Custom Shop – The popularity of the Custom Shop continues to grow, and lead times are now running 8-12 months and frequently longer. Which just proves that in this price range somebody always has the money. This year the Custom Shop adds a list of pre-configured guitars, and G&L hopes to build up a small stock of these models for buyers who want something nifty but don’t want to wait a year. Once we get the price list uploaded you’ll get a chance to peruse those. Prices are up, and the typical guitar is going to be in the $3500-$4000 range depending on options. Naturally, many buyers for the Custom Shop ask G&L to do something not on the price list, and that’s all subject to discussion with the factory. But our experience is that the farther you stray from the price book, the longer it takes.
The whole section on custom wound pickups is gone. My guess is that they still wind them in the Custom Shop (I’ve seen the equipment there in 2022) but they are standard G&L specification, and all the year-specific flavors have been eliminated.
Much to our delight the ASAT Jr. is one of the pre-configured models. We’ve always like this guitar and while we assume it has two P-90 pickups, the typically sparse G&L price list does not say much. The Rampage is back both as an option guitar and pre-configured, complete with Kahler tremolo. There is now an Espada HH, and the pre-configured model features the slick silver-to-gold flake fade seen around the time of 2022 NAMM. And all those RMC and M-series bass guitars can still be found in the custom shop. Other fun additions are that you can get a Tone Pros bridge on an ASAT or Doheny (we’ve been asking for the ASAT for a while), there are some new neck tint offerings, and Wenge is now available as a fretboard material.
Fullerton Deluxe and CLF – These are the guitars designed to keep the factory humming, and these “SKU” guitars with UPC codes are the meat-and-potatoes of Sweetwater and the other large internet retailers. Prices are up about 10% and while they continue to tweak the available colors, the typical offerings are intact. The big news is that the Rampage is back in single, HH, and Fishman Fluence formats. There is a new color called Purpleburst which we really like a lot, and as always G&L remains lefty-friendly with a good selection of models.

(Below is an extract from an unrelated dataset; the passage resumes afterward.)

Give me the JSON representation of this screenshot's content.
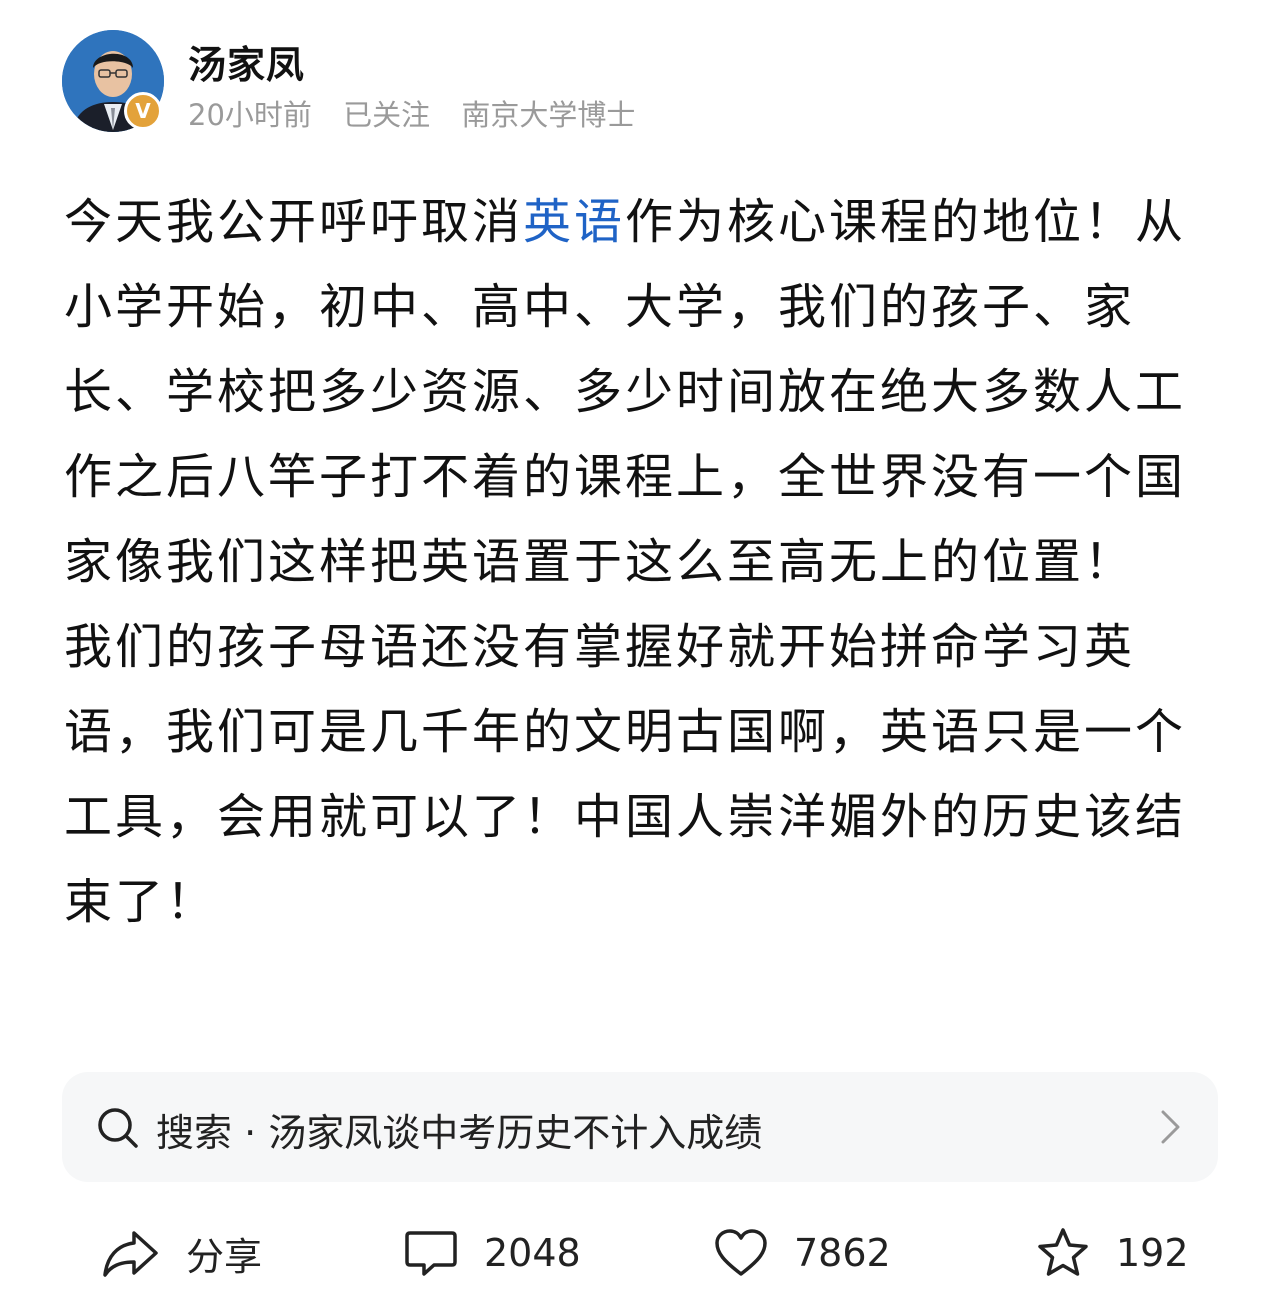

In the CLF world the Espada HH and HH Active also joins the price list. The Espada is a nice looking guitar and we imagine that G&L is wagering that people turned off by the look of the split pickups will be attracted to a more conventional HH format (and the HH is available in more finishes than the original model). Other than that, no big changes to lineup, although we really wish they would stop using that bar-type string tree, whether Leo thought it was a good idea or not. We’ve put more than our share of shims under the bar to get enough string pressure.

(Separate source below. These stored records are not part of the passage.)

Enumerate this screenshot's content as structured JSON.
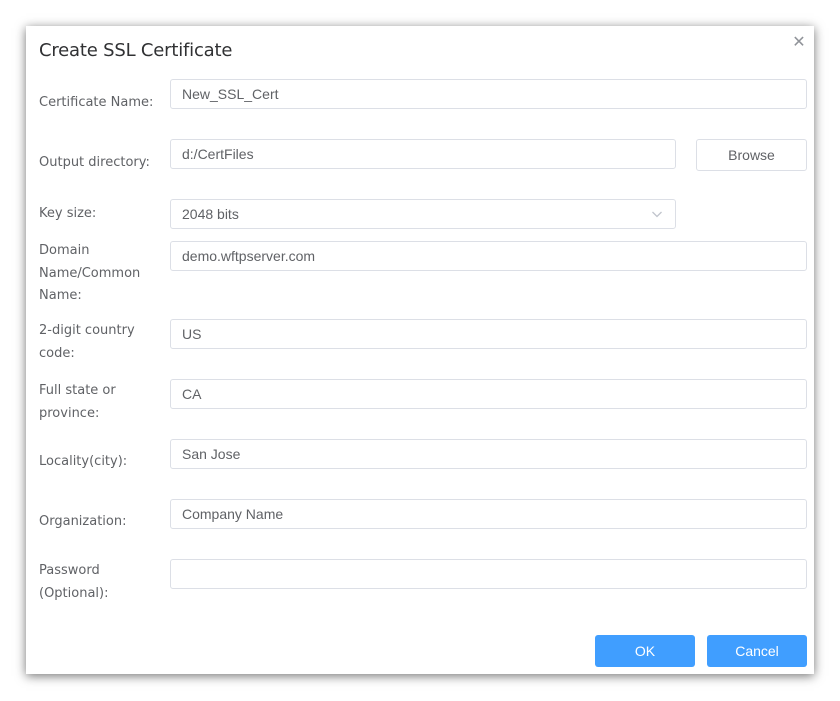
{
  "dialog": {
    "title": "Create SSL Certificate",
    "close_icon": "close-icon"
  },
  "form": {
    "certificate_name": {
      "label": "Certificate Name:",
      "value": "New_SSL_Cert"
    },
    "output_directory": {
      "label": "Output directory:",
      "value": "d:/CertFiles",
      "browse_label": "Browse"
    },
    "key_size": {
      "label": "Key size:",
      "value": "2048 bits",
      "icon": "chevron-down-icon"
    },
    "domain_name": {
      "label": "Domain Name/Common Name:",
      "value": "demo.wftpserver.com"
    },
    "country_code": {
      "label": "2-digit country code:",
      "value": "US"
    },
    "state": {
      "label": "Full state or province:",
      "value": "CA"
    },
    "locality": {
      "label": "Locality(city):",
      "value": "San Jose"
    },
    "organization": {
      "label": "Organization:",
      "value": "Company Name"
    },
    "password": {
      "label": "Password (Optional):",
      "value": ""
    }
  },
  "footer": {
    "ok_label": "OK",
    "cancel_label": "Cancel"
  },
  "colors": {
    "primary": "#409eff",
    "border": "#dcdfe6",
    "label_text": "#606266",
    "title_text": "#303133"
  }
}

The Wrap – After two years of hot sales, price increases material shortages the guitar market is cooling off in a big way. Not because players are abandoning the guitar, but because with stimulus money many people have bought what the needed, wanted, or thought they wanted. And with travel/leisure wide open since mid-2021 consumers have more options on where to spend their money. This is true with just about every other musical product category. Now manufacturers are cutting models, trying to save cost, and simplifying their offerings. G&L is not immune to those pressures, but much of the line remains intact. And if you’ve shopped for an American Vintage II Fender — which has no options — the BTO’s are very close in price, and the Fullerton Deluxe very competitive. Our early experience with the Custom Shop was a bit rocky, but they’ve honed their processes over the past couple years and their recent work has been stellar. Nothing ever stays the same, but G&L has done better than most to stay true to their mission.